### The problem
Each line of the records below that holds "스파르타코딩클럽" should be returned.

━━━━━━━━━━

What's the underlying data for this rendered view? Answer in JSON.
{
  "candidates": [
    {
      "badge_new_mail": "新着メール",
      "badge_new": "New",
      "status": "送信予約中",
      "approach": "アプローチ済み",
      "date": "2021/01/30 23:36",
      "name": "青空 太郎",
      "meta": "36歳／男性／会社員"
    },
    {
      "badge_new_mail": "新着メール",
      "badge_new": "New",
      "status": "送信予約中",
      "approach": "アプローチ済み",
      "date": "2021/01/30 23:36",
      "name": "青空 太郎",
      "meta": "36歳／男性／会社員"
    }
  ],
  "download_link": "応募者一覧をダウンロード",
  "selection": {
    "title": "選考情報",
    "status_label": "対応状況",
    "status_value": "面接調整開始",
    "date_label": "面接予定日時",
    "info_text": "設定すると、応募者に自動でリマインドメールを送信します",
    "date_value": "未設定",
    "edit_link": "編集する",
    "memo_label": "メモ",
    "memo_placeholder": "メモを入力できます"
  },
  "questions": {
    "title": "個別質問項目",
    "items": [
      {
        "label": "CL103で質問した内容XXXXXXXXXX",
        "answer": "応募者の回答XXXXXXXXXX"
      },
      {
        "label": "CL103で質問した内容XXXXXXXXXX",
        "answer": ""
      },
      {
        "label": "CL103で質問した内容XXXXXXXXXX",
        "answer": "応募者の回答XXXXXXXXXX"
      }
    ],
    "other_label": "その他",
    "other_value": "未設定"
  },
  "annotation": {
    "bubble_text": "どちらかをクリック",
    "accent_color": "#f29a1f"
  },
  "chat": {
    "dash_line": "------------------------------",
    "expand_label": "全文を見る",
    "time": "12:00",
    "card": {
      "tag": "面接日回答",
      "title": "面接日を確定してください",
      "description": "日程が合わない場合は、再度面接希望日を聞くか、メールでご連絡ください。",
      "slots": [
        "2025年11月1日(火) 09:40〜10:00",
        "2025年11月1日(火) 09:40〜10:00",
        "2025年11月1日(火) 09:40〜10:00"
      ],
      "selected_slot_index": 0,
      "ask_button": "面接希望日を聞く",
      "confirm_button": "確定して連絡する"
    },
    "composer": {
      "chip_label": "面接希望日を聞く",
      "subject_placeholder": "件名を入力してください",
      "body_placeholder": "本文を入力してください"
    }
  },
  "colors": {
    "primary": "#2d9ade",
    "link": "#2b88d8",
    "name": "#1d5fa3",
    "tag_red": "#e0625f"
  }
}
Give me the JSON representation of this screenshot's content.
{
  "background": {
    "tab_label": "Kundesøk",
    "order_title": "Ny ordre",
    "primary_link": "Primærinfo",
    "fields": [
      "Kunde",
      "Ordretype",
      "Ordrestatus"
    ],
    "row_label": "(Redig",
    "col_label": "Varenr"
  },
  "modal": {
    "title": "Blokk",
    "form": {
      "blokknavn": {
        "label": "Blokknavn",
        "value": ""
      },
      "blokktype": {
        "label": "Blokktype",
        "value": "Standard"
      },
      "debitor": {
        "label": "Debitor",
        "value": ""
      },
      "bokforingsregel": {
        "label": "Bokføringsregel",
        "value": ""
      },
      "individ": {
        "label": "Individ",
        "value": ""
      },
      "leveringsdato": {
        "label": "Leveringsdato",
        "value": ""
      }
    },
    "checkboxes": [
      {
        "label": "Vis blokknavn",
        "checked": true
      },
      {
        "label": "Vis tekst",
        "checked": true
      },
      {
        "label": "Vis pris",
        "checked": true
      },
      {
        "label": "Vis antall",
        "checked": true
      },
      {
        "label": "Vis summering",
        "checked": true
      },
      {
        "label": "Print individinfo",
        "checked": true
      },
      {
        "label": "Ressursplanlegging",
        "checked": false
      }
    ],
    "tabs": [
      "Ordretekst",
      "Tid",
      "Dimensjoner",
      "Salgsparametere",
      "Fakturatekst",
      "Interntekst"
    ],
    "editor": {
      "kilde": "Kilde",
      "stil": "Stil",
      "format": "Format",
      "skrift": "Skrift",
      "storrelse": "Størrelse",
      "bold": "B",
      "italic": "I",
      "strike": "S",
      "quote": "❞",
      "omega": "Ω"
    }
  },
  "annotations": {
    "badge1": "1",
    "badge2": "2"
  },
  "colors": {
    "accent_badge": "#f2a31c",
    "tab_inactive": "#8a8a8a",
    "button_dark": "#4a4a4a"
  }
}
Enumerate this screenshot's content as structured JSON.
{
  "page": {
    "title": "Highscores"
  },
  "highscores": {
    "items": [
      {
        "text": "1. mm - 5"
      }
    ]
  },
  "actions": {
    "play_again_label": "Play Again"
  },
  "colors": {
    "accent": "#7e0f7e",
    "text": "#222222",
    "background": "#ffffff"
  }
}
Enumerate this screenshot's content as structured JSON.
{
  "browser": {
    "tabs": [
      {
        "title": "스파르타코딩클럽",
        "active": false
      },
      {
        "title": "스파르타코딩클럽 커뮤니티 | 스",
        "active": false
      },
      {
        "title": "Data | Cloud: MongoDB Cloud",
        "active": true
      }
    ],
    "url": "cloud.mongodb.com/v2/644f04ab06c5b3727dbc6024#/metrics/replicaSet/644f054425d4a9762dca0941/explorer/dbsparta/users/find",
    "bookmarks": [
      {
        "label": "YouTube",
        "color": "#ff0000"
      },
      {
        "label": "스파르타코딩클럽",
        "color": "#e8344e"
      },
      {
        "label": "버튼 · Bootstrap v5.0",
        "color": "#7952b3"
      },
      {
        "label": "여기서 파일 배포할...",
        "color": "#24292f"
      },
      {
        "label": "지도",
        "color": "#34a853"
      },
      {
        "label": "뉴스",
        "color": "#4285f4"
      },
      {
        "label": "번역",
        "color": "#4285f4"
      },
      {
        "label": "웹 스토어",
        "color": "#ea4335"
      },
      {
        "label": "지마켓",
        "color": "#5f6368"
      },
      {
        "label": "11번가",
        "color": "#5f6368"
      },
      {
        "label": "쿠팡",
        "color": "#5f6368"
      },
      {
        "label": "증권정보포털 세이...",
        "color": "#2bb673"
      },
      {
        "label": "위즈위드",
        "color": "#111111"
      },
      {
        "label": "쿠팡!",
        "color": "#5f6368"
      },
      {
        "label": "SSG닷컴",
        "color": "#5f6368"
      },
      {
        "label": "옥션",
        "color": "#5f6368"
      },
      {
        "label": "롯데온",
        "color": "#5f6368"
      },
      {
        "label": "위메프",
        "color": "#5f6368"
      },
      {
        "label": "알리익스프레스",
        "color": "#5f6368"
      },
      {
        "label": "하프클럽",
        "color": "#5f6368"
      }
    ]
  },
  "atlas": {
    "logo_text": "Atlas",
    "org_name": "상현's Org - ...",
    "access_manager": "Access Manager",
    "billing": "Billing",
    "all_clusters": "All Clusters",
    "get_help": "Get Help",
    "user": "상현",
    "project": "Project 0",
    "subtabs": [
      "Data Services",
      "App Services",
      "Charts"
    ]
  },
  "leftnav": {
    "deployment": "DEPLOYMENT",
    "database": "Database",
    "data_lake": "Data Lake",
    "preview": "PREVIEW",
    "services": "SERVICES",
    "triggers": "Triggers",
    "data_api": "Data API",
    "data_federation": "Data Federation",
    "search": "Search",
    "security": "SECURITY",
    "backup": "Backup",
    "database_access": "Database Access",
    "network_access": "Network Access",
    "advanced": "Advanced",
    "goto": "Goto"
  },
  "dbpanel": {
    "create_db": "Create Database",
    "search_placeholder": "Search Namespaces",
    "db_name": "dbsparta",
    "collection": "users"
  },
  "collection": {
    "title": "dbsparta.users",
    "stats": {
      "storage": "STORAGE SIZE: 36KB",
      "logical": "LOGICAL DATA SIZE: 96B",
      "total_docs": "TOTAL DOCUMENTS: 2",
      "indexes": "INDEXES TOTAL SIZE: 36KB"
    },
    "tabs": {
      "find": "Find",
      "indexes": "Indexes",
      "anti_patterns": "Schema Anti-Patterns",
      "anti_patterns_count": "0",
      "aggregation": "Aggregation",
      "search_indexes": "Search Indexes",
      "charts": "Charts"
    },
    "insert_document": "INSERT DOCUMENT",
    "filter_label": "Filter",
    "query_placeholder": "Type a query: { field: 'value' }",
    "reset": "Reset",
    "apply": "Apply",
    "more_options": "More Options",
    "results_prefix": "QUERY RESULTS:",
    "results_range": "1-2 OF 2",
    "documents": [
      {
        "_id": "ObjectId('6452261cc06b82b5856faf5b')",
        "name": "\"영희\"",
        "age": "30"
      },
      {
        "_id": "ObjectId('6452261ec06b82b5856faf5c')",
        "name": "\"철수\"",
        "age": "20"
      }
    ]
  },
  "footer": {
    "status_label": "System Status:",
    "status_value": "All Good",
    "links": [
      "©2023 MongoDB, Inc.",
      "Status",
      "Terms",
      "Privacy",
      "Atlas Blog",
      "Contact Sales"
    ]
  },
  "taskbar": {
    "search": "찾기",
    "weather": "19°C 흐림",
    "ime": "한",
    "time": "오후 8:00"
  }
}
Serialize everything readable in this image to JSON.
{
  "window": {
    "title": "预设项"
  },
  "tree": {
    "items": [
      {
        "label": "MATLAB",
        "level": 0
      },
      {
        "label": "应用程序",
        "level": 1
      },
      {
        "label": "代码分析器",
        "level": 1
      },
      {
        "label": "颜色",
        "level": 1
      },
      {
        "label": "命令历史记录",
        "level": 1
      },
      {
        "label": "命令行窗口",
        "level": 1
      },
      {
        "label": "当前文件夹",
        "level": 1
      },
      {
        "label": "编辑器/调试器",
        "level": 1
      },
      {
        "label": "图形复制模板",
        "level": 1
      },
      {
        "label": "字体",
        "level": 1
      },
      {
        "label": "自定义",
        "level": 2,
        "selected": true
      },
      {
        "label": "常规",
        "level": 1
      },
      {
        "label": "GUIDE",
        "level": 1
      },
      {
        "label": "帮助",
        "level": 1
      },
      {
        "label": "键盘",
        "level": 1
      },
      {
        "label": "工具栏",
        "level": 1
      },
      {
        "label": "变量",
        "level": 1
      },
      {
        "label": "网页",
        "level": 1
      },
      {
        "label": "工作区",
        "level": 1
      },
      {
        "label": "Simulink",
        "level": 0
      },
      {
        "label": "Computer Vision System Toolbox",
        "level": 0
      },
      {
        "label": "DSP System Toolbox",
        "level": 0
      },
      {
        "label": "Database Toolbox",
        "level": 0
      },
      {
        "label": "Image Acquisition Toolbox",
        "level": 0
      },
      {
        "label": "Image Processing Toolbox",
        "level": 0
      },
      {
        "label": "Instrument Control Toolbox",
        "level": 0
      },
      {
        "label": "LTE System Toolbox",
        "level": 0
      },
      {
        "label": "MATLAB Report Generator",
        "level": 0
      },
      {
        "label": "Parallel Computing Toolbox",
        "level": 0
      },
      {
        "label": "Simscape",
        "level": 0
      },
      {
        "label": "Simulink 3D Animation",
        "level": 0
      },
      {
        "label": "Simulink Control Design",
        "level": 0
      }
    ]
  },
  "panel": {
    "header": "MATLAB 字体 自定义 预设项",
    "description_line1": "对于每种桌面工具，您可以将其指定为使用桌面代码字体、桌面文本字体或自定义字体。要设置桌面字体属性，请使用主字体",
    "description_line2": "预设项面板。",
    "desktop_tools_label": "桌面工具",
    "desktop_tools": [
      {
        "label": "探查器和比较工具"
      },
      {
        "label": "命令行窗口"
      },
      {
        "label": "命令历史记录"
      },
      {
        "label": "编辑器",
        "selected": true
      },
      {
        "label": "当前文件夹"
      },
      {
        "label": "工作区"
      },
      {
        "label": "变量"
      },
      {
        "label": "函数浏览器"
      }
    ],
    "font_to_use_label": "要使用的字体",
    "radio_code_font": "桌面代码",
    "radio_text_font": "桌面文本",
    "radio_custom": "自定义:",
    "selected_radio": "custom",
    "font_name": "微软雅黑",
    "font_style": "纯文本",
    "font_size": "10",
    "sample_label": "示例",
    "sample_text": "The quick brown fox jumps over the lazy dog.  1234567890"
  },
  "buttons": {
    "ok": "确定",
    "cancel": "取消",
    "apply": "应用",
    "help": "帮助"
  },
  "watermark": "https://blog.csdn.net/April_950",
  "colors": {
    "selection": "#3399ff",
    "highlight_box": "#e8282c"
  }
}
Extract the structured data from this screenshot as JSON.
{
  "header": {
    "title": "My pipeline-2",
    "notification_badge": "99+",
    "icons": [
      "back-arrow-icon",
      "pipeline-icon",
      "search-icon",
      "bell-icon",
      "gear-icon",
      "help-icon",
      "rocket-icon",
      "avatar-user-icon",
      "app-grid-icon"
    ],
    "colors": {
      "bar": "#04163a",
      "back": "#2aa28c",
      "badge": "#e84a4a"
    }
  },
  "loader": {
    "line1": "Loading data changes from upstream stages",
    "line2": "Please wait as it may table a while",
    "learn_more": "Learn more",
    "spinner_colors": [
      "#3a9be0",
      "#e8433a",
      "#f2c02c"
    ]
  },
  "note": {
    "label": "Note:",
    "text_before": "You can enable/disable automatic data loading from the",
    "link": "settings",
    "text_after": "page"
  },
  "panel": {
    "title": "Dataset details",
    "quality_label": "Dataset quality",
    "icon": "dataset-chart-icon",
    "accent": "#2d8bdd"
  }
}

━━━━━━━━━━

### Response to this task
        "title": "스파르타코딩클럽",
        "title": "스파르타코딩클럽 커뮤니티 | 스",
        "label": "스파르타코딩클럽",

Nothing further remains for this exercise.